I received a beautiful hand-created scarf (pictured above) —this client did not use a knitting nor crochet needle. She used her fingers! She saw my joy and I put it on immediately, and said, “I will rock this!” She responds so unsure: “Ms. Michelle I can make you another, a better one.”  Me: “I don’t want you to. This is perfect!”

I have learned to love the unexpected hugs! (In the beginning, this was a problem for me.)  They are the greatest especially when I know my clients battle with touch, intimacy and trust. With all that comes with gaining a trauma victim’s trust it has been my intimacy with God that carries me through each session. At times, the science and the spiritual do not mesh and then there are times you cannot have one without the other. There are different paths that lead to healing. I marvel at these concepts and therapeutic techniques. I love Counseling! I do.

My life has by far been a complete God-experience; He has kept me when I did not recognize how He keeps. I could not have identified my professional identity without my spiritual journey. My first day begins after Thanksgiving.

Remain grateful, hopeful and I beg you to, choose the larger life.

“The beginning is most important part of the work.” –Plato

Intimately worded,

Michelle

{Song of Solomon 8:5}

Heels, Heals, & Concrete

My Sunday…20160626_150107 (1)

Teen: “Ms. Michelle you play?” Me: “I can show you better than I can tell you.” I missed my first few shots so I took off my heels and we began to play. He is 15 years old, plays soccer; he has never held a basketball, heavy accent, overdosed once. He is the new kid, the quiet shy kid. My third day on post and I cannot remember his name. He shoots, misses horribly. I begin to teach him the techniques of holding a basketball, of bouncing. He continues to miss. He bounces the ball to me saying, “You try.”
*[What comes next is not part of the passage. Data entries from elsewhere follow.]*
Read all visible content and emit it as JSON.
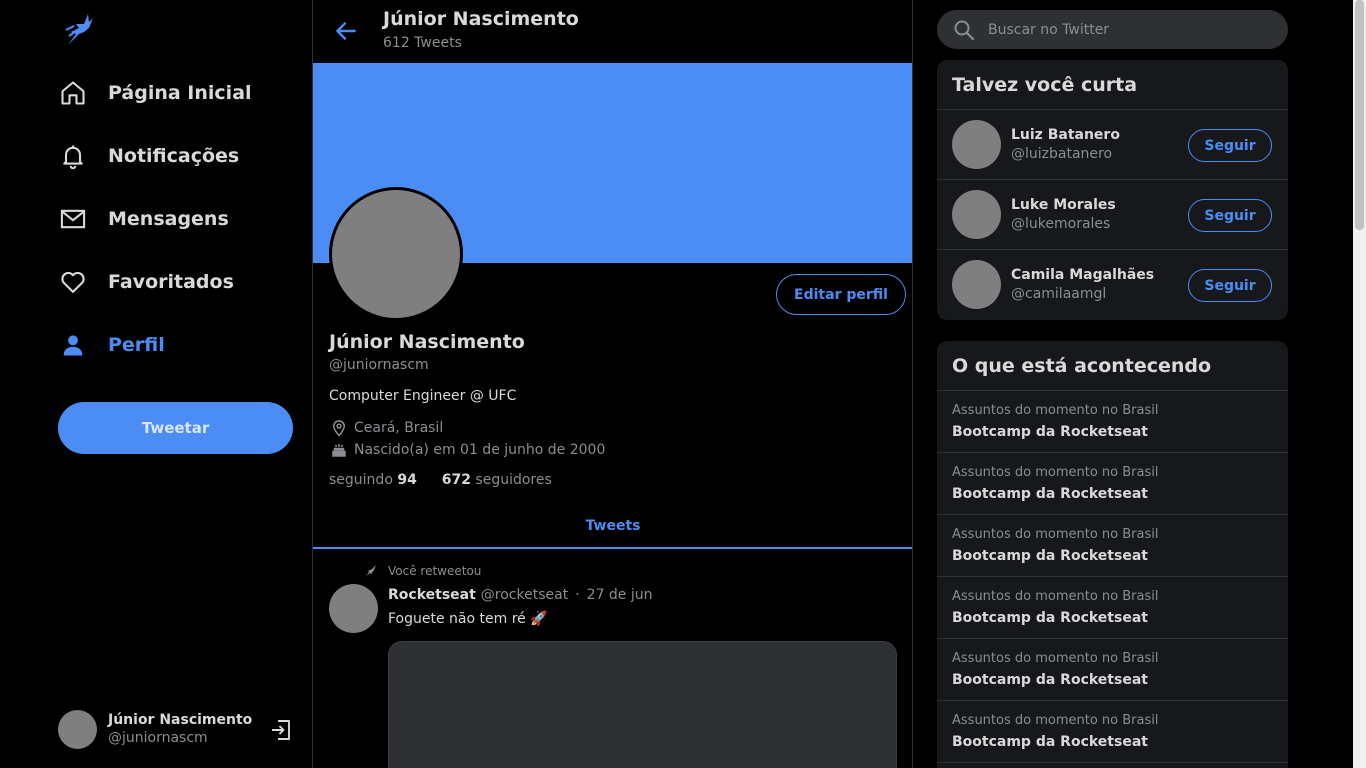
{
  "sidebar": {
    "logo_icon": "bird-icon",
    "nav": [
      {
        "label": "Página Inicial",
        "icon": "home-icon"
      },
      {
        "label": "Notificações",
        "icon": "bell-icon"
      },
      {
        "label": "Mensagens",
        "icon": "mail-icon"
      },
      {
        "label": "Favoritados",
        "icon": "heart-icon"
      },
      {
        "label": "Perfil",
        "icon": "person-icon",
        "active": true
      }
    ],
    "tweet_button": "Tweetar",
    "account": {
      "name": "Júnior Nascimento",
      "handle": "@juniornascm",
      "logout_icon": "logout-icon"
    }
  },
  "header": {
    "title": "Júnior Nascimento",
    "tweet_count": "612 Tweets"
  },
  "profile": {
    "edit_button": "Editar perfil",
    "name": "Júnior Nascimento",
    "handle": "@juniornascm",
    "bio": "Computer Engineer @ UFC",
    "location": "Ceará, Brasil",
    "birthday": "Nascido(a) em 01 de junho de 2000",
    "following_label": "seguindo",
    "following_count": "94",
    "followers_count": "672",
    "followers_label": "seguidores",
    "banner_color": "#4c8cf5"
  },
  "tabs": {
    "tweets": "Tweets"
  },
  "tweet": {
    "retweet_note": "Você retweetou",
    "author": "Rocketseat",
    "handle": "@rocketseat",
    "separator": "·",
    "date": "27 de jun",
    "text": "Foguete não tem ré 🚀"
  },
  "search": {
    "placeholder": "Buscar no Twitter"
  },
  "who_to_follow": {
    "title": "Talvez você curta",
    "button": "Seguir",
    "users": [
      {
        "name": "Luiz Batanero",
        "handle": "@luizbatanero"
      },
      {
        "name": "Luke Morales",
        "handle": "@lukemorales"
      },
      {
        "name": "Camila Magalhães",
        "handle": "@camilaamgl"
      }
    ]
  },
  "trends": {
    "title": "O que está acontecendo",
    "items": [
      {
        "context": "Assuntos do momento no Brasil",
        "title": "Bootcamp da Rocketseat"
      },
      {
        "context": "Assuntos do momento no Brasil",
        "title": "Bootcamp da Rocketseat"
      },
      {
        "context": "Assuntos do momento no Brasil",
        "title": "Bootcamp da Rocketseat"
      },
      {
        "context": "Assuntos do momento no Brasil",
        "title": "Bootcamp da Rocketseat"
      },
      {
        "context": "Assuntos do momento no Brasil",
        "title": "Bootcamp da Rocketseat"
      },
      {
        "context": "Assuntos do momento no Brasil",
        "title": "Bootcamp da Rocketseat"
      }
    ]
  },
  "colors": {
    "accent": "#4c8cf5",
    "background": "#000000",
    "card": "#17181b"
  }
}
I get’em all in! Sundress, barefooted, happy, sweating and connecting. During our conversation, I learn that he speaks nothing but negative statements about himself. “I can’t do it.” “I won’t get close to the blackboard.” I learn that his parents are from Honduras and El Salvador. I learn that he is a US citizen and that when others call him, “Mexican” its the only time he corrects anyone. I learn that I cannot pronounce his ethnicity but I continue trying until he laughs. He doesn’t mind repeating, teaching me.

It is just him and me. All the other teens have gone elsewhere along the park. I see him relax. I see him smile. I see him continue to try. I am learning to be his biggest cheerleader. I clap and yell when he gets a shot in. He then asks about me: “How did you learn how to play?” Me: “I have older children and I like the game of basketball. I watch it. You have to keep trying. Find a spot on the court you feel comfortable with and go from there. Keep practicing. Don’t give up.” Him: “Okay, Ms. Michelle. You got WNBA skills!” We laugh. I did outscore him.

After our interaction, sitting at the counselor table, Older Guy, smiling: “You have to meet them right where they are.” Me: “It was nice.”

Our moment healed my “self-tearing” struggle from last week. “Don’t give up.” They tell me I am no more than 32 years old. I dare not correct them. They know I am not a recovering addict and my first day they dismissed me as confidant. Yet today…today was a good day.